"With these new rules in place, massive public bail-outs of banks and their consequences for taxpayers will finally be a practice of the past,"said Michel Barnier, European Commissioner for Internal Market and Services, referring to the so-called Single Resolution Mechanism (SRM), which would step in to close a bank at risk before it could do too much damage to the wider economy.
The new rules approved by allow authorities to intervene decisively both before problems occur and early on in the process if they do.
According to the statement, the costs of bank failure starting with bank shareholders and creditors, and backed by financial support from resolution funds sourced from the banking sector and not taxpayers. If additional resources are needed, these will be taken from the national, pre-funded resolution fund that each Member State will have to establish.
"Deposits under 100,000 euros (137,000 U.S. dollars) will be entirely exempt from any loss, and deposits of natural persons and SMEs above 100,000 euros will benefit from a preferential treatment ensuring that they are do not suffer any loss before all other secured creditors' claims are absorbed. The bail-in tool will apply as from 1 January 2016,"illustrated by Barnier.
With regard to the source of resolution fund, the statement noted it will be financed by the banks themselves will have to be established and funded up to a level of 1 percent of covered deposits within 10 years.
EU ministers inch towards "banking union"
BRUSSELS, Dec. 11 (Xinhua) -- European Union (EU) Finance Ministers on Tuesday edged closer towards an agreement on a "banking union" designed to close down failed banks in order to prevent banking crises.
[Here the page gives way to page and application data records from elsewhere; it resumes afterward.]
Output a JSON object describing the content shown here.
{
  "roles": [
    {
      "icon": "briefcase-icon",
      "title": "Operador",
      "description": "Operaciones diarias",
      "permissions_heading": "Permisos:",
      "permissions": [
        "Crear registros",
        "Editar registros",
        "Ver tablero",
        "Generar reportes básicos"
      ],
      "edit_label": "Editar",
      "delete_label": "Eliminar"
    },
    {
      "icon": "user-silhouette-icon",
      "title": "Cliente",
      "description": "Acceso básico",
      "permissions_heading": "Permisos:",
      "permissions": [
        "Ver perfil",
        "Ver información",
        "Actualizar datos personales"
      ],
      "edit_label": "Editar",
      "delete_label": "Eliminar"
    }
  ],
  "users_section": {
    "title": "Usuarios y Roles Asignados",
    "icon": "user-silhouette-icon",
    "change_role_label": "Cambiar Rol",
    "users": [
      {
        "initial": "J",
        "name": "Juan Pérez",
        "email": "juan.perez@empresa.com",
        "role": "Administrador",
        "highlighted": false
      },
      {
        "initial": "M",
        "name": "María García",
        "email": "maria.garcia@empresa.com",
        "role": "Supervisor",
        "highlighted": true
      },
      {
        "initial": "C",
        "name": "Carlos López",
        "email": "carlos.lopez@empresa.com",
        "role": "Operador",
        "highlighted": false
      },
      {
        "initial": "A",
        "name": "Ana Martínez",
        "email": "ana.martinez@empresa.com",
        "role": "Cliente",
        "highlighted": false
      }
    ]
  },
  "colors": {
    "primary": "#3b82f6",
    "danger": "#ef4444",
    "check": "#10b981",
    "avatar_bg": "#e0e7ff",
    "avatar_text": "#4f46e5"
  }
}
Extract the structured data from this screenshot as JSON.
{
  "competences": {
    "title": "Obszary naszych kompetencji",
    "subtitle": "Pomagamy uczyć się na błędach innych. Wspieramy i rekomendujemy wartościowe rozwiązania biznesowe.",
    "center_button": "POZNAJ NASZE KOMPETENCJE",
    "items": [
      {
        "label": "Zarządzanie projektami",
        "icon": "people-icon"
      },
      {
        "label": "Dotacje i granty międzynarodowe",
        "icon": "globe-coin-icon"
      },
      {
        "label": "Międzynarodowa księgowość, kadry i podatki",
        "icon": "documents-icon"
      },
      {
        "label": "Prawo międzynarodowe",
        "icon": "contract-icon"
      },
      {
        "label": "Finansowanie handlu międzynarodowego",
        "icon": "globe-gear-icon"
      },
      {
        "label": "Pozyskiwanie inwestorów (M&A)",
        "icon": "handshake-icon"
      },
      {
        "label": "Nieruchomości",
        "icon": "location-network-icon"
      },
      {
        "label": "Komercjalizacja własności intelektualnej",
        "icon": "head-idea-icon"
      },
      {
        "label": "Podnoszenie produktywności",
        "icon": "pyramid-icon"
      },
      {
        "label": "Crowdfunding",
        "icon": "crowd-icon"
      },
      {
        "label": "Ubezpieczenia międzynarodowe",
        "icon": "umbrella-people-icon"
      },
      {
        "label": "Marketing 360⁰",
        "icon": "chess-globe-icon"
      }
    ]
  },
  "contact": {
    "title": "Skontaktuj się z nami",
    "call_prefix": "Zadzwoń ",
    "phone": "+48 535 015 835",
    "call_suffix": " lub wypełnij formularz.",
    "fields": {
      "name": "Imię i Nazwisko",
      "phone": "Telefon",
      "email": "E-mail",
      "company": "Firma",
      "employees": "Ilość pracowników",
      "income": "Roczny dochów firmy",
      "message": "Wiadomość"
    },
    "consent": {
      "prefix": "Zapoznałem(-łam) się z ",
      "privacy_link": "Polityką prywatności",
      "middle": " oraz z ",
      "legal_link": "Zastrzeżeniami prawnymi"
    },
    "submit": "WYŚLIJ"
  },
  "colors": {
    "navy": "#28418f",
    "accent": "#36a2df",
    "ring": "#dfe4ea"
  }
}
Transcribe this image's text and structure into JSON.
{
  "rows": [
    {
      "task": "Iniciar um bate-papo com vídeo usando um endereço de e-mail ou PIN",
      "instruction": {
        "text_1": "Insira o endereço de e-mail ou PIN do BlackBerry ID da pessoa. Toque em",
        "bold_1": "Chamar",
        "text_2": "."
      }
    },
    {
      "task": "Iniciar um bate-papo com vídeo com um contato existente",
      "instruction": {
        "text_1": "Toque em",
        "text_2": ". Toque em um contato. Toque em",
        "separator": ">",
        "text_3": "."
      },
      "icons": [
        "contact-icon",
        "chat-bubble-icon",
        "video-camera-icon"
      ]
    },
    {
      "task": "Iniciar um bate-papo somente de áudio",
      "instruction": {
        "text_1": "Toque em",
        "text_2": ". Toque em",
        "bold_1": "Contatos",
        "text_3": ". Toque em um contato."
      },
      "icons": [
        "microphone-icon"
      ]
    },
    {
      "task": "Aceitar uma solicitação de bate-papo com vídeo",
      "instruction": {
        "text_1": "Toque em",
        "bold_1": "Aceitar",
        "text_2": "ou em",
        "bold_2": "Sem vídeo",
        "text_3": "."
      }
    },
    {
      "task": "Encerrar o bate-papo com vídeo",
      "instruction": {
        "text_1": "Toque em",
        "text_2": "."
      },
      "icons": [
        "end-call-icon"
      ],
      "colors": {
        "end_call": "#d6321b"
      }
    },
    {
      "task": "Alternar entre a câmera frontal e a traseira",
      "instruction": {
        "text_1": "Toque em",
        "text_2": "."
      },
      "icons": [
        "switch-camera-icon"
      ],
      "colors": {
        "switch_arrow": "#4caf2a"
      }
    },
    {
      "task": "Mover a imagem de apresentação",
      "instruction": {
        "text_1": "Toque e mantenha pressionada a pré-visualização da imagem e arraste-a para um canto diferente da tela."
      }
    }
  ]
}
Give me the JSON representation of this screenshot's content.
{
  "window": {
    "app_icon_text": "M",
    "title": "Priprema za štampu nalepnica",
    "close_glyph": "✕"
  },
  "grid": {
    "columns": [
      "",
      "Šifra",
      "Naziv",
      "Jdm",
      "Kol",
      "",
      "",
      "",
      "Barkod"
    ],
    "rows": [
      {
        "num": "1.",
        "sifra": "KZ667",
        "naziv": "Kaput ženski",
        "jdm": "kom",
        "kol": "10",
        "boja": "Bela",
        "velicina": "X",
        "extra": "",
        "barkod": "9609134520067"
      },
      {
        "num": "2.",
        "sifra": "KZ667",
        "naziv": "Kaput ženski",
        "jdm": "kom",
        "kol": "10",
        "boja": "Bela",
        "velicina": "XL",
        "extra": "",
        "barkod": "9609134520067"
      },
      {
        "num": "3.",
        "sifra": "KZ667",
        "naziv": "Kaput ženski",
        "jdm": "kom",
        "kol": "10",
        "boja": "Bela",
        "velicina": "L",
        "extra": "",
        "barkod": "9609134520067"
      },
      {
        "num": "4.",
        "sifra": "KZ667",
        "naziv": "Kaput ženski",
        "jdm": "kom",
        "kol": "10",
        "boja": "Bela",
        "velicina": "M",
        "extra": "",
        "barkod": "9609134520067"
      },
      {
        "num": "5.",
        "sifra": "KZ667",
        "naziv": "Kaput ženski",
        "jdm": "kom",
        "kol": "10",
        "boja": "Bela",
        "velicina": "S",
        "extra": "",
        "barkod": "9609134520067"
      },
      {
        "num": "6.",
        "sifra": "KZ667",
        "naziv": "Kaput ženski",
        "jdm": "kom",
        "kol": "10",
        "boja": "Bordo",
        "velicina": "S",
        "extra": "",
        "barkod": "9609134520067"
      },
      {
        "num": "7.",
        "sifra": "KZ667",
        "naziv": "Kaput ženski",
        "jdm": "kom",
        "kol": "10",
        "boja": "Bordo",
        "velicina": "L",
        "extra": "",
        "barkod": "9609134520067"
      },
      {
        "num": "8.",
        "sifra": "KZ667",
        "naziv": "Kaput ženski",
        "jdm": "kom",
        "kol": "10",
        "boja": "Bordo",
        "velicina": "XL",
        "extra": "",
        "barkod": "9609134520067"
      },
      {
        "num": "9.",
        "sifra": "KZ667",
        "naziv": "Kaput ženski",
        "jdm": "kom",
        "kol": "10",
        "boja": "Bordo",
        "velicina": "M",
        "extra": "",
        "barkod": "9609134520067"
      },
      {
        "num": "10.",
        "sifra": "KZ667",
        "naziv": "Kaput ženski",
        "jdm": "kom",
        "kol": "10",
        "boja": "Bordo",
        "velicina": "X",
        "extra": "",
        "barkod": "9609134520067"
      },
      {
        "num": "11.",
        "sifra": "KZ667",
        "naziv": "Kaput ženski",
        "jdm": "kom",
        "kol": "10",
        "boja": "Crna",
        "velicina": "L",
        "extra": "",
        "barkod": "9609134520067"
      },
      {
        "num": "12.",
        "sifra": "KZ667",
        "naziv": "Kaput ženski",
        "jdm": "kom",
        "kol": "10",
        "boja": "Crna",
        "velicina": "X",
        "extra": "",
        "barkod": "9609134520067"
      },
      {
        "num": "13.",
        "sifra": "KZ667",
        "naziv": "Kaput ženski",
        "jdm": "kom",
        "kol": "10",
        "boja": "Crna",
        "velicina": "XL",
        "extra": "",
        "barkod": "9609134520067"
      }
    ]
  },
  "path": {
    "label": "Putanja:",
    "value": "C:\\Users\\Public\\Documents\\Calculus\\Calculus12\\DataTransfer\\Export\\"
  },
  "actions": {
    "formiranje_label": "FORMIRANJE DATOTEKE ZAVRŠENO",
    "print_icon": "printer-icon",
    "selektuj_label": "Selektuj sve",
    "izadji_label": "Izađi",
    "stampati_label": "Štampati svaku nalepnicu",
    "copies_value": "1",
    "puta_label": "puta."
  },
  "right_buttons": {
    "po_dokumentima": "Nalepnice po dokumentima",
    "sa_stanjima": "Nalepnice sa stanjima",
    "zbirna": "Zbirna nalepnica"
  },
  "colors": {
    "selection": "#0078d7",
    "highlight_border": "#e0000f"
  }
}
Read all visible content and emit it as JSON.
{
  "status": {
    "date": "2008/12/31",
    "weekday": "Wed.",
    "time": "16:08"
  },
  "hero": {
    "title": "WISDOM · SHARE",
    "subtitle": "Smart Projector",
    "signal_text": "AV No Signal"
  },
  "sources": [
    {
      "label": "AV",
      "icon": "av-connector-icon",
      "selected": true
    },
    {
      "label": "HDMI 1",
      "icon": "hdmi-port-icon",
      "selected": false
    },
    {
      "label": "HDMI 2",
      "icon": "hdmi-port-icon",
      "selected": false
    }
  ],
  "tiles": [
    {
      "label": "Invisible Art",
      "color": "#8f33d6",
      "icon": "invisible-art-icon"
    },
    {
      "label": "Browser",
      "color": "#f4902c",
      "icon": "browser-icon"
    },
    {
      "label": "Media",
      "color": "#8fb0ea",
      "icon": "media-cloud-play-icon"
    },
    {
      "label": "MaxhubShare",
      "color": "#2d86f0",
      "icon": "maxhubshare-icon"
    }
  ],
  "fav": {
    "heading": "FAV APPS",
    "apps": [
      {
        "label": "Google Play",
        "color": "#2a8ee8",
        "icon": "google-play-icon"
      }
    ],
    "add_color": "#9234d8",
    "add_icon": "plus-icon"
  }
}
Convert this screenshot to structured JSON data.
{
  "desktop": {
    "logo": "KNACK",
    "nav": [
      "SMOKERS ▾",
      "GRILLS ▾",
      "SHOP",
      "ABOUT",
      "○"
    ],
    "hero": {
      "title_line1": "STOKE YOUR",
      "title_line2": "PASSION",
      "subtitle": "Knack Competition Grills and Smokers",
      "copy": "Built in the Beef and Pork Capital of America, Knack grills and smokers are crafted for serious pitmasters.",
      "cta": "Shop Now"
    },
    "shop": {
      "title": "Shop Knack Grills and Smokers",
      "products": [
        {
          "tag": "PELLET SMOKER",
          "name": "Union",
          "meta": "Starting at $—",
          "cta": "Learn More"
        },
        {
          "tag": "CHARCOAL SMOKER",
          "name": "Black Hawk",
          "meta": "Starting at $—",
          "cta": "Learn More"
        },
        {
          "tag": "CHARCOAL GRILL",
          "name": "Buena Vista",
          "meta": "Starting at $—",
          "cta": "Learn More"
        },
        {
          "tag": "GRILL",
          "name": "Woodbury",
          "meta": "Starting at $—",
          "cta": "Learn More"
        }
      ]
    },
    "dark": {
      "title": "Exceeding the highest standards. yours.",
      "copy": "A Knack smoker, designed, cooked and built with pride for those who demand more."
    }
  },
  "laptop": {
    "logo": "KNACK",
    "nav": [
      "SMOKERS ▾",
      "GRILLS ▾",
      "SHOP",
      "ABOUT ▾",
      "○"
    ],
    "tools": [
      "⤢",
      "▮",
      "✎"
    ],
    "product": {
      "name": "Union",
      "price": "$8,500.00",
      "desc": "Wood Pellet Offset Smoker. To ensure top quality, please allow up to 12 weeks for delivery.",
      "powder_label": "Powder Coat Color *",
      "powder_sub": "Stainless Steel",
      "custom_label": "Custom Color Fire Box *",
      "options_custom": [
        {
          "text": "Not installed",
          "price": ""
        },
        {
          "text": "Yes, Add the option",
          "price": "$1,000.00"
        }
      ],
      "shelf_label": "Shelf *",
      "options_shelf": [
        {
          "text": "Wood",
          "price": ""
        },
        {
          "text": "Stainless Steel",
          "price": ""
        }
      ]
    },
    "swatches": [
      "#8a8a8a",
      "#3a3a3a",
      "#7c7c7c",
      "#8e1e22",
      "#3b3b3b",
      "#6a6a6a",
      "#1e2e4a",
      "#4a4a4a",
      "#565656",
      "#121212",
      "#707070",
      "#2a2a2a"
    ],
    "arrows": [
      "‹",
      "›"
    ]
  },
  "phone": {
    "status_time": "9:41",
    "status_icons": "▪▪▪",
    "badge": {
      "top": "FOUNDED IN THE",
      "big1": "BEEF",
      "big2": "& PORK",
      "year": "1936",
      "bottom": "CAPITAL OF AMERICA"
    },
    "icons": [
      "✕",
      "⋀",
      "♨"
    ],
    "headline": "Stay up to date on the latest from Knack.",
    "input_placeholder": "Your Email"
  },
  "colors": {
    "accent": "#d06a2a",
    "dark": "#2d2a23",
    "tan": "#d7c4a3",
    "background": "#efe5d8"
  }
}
"We have no formal result in our pocket or on the table, but we made a huge leap forward in defining the concrete directions and schemes," said Lithuanian Finance Minister Rimantas Sadzius, referring to the so-called Single Resolution Mechanism (SRM), which would step in to close a bank at risk before it could do too much damage to the wider economy. Full story